What is clear is that the underlying political climate is shifting to more populist agendas. This is placing a renewed focus on infrastructure investment as a core policy objective.
While infrastructure investments generally benefit from widespread support from across the political spectrum in many countries, it has been remarkably embraced by the populist movement, most notably by US president Donald Trump.
The attraction of infrastructure investments to many populist politicians is that it entirely fits within an economic nationalist agenda and supports protectionist trade policies by creating local employment. Social infrastructure, such as public transportation projects, is also seen as a means to promote social equality and enhancing quality of life by improving communications for many of those citizens that believe that globalisation has not benefited them.
So, what is happening in the US?
Undoubtedly, the US urgently needs to boost its infrastructure investment in order to upgrade and modernise assets, expand capacity and reduce system bottlenecks. The current situation is considered to be more acute than many other developed countries due to long-term underinvestment and often inadequate maintenance programmes, which has left many ageing infrastructure assets in a dire state of repair.
President Trump’s signature $500bn (£402bn) infrastructure campaign is being focused on ‘people first’ projects. This generally means social infrastructure and public transportation schemes such as airports, ports, roads, rail and waterways, which are expected to free up the movement of people and goods across the US and stimulate economic growth.
It is unclear how Mr Trump proposes to pay for the new infrastructure plan, although the early indications from his policy advisers are that it will be funded mainly by a user-paid model and additionally supported by tax credits to encourage private investment. They argue that any government spending to support the infrastructure programme is expected to be paid back through taxes on the wages of new jobs and business profits generated by the newly created infrastructure assets.
One disadvantage with a user-paid infrastructure funding model, as opposed to a government-funded model, is that it tends to concentrate projects on high revenue-producing schemes, such as toll roads and toll bridges, airports or public utilities in higher-income areas. The user-paid approach may often ignore the wider social and economic benefits of infrastructure and, consequently, can make it more difficult to bring forward new developments in lower-income areas and rural locations.

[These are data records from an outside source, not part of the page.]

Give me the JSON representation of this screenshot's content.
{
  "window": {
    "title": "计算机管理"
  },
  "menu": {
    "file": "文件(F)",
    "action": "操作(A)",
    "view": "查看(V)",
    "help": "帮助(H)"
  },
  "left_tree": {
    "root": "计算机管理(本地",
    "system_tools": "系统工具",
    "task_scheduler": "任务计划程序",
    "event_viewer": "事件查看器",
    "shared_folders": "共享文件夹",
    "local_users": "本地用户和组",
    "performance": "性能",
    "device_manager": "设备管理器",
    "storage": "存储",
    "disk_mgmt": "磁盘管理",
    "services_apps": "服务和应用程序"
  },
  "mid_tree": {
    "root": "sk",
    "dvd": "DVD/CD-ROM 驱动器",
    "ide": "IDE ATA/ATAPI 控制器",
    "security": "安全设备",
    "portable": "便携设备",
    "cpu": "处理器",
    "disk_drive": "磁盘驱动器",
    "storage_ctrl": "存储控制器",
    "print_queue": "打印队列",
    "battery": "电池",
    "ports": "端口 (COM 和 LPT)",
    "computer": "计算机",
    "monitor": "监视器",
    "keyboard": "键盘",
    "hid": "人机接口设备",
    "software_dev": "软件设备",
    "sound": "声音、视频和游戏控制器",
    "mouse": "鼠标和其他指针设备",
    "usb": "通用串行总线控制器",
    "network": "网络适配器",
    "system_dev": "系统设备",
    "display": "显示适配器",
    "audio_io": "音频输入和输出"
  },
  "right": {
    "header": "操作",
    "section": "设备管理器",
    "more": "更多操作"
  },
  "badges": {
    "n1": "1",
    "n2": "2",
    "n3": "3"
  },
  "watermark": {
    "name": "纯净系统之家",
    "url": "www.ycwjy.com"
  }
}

The scale of Mr Trump’s infrastructure plan is likely to provide significant opportunities for investors. In order for the programme to be successfully implemented, it is also likely that investors may benefit from a more streamlined approach to infrastructure procurement and faster delivery timetables.
The scale of the US programme is further expected to give rise to wider opportunities in associated support services, materials, construction, plant and equipment sectors. A greater focus on infrastructure spending is also positive for the US commercial and residential real estate market located in the regions of improved infrastructure development and communication links.